START Data to use

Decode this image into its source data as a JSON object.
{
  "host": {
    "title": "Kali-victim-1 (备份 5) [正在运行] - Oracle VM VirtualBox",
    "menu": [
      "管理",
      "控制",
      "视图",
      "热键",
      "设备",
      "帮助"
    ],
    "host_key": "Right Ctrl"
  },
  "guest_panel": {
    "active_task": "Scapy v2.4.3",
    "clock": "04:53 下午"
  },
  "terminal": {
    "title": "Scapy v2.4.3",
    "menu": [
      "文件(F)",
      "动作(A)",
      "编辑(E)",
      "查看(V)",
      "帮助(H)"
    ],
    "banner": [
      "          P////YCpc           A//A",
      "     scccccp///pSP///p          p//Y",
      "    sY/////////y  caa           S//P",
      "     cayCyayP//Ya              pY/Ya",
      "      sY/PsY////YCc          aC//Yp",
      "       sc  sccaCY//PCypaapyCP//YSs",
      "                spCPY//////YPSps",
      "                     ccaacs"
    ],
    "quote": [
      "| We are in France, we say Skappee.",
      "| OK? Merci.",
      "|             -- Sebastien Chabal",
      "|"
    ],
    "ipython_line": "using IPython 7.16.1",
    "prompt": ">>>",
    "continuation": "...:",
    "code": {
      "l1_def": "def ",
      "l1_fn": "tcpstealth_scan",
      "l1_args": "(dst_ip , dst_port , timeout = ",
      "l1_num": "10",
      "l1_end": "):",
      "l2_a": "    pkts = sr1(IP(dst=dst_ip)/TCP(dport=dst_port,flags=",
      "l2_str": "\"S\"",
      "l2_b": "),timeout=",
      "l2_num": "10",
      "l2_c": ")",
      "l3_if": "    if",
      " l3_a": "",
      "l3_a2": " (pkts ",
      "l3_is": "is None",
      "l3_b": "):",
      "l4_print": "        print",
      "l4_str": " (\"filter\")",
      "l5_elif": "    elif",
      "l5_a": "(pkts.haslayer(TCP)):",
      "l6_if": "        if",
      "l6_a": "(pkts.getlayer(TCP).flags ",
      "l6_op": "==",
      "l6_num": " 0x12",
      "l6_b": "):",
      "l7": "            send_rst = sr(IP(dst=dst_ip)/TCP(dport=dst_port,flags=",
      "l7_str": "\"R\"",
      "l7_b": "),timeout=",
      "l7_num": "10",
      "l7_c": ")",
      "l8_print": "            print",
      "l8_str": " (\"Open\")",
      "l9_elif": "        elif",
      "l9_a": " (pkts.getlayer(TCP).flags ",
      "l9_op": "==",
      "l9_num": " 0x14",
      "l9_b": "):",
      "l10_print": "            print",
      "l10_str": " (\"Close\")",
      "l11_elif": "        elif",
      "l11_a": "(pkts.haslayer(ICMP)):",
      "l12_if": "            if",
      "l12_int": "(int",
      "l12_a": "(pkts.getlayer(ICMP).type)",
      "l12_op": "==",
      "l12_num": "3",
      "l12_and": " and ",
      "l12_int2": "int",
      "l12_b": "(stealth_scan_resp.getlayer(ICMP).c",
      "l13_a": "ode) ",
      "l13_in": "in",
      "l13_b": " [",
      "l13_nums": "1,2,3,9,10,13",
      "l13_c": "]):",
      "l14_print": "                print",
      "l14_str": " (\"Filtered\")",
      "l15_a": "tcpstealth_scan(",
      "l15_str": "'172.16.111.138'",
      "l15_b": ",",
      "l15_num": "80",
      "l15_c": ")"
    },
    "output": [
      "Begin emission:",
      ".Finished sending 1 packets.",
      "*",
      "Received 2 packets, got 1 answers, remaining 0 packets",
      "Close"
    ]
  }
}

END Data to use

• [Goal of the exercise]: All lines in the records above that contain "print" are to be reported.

• [Written solution]:
      "l4_print": "        print",
      "l8_print": "            print",
      "l10_print": "            print",
      "l14_print": "                print",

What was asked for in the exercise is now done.